Yay, you hoar! Diving on in to the hoar frost!

Sometimes we question why we live in Minnesota. For example, the Vikings almost blew a 17 point lead to the Packers last night. Even when our teams don’t lose they still almost give a heart attack and no one should live like that.

We deal with snow and ice, too. Heck, if you ask anyone that’s not from Minnesota, I believe that we don’t get above freezing until June and we’re right back to the land of ice and snow before Labor Day. There are some downfalls to a Minnesota winter, but there are some real advantages, too.

The snow can be quite beautiful, the water freezes over so much we can walk on water and, one of my personal favorites, hoar frost.

Hoar frost isn’t an everyday occurrence, which makes it neat, but we all think it’s quite lovely. The reason a lot of the Christmas trees nowadays are ‘frosted’ is they are going for the beautiful look that these fine specimens get when hoar frost is present.

What is hoar frost? Glad you asked! From the ‘Frost’ article on Wikipedia, section ‘Hoar frost’:

“Hoar frost (also hoarfrost, radiation frost, or pruina) refers to white ice crystals, deposited on the ground or loosely attached to exposed objects such as wires or leaves. They form on cold, clear nights when conditions are such that heat radiates out to the open sky faster than it can be replaced from nearby sources such as wind or warm objects.

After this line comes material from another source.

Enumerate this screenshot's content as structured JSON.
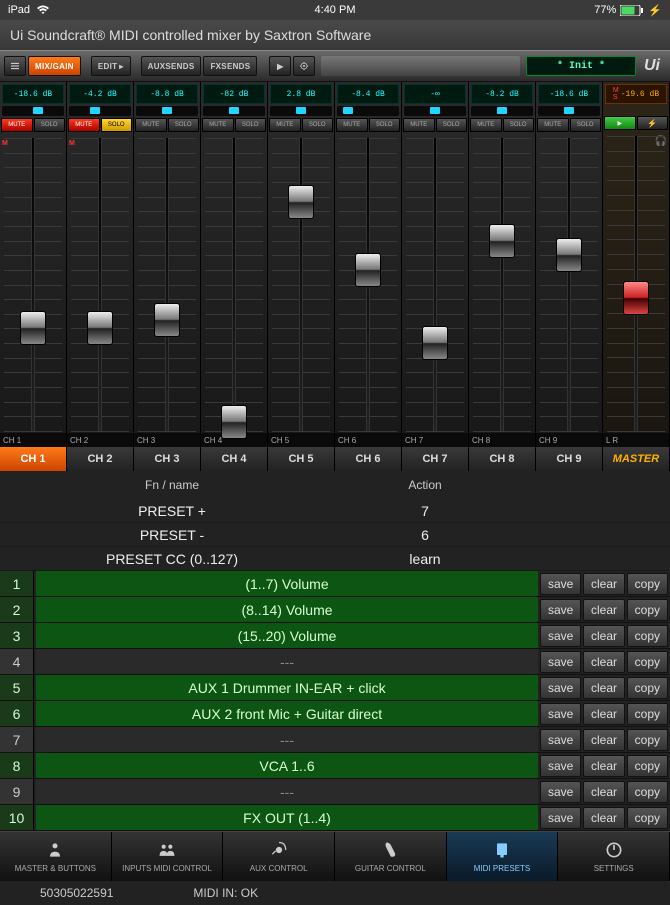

Under suitable circumstances, objects cool to below the frost point of the surrounding air, well below the freezing point of water. Such freezing may be promoted by effects such as flood frost or frost pocket. These occur when ground-level radiation losses cool air till it flows downhill and accumulates in pockets of very cold air in valleys and hollows. Hoar frost may freeze in such low-lying cold air even when the air temperature a few feet above ground is well above freezing.

The name hoar comes from an Old English adjective that means “showing signs of old age”; in this context it refers to the frost that makes trees and bushes look like white hair.”

That beauty came to us today. The beauty needed to be photographed, so Kirby and I hit the snow to take some pictures. Turns out there are more pictures of my dog than the hoar frost, but both are quite adorable.

Yay, you hoar! Enjoy!

This slideshow requires JavaScript.

Advertisements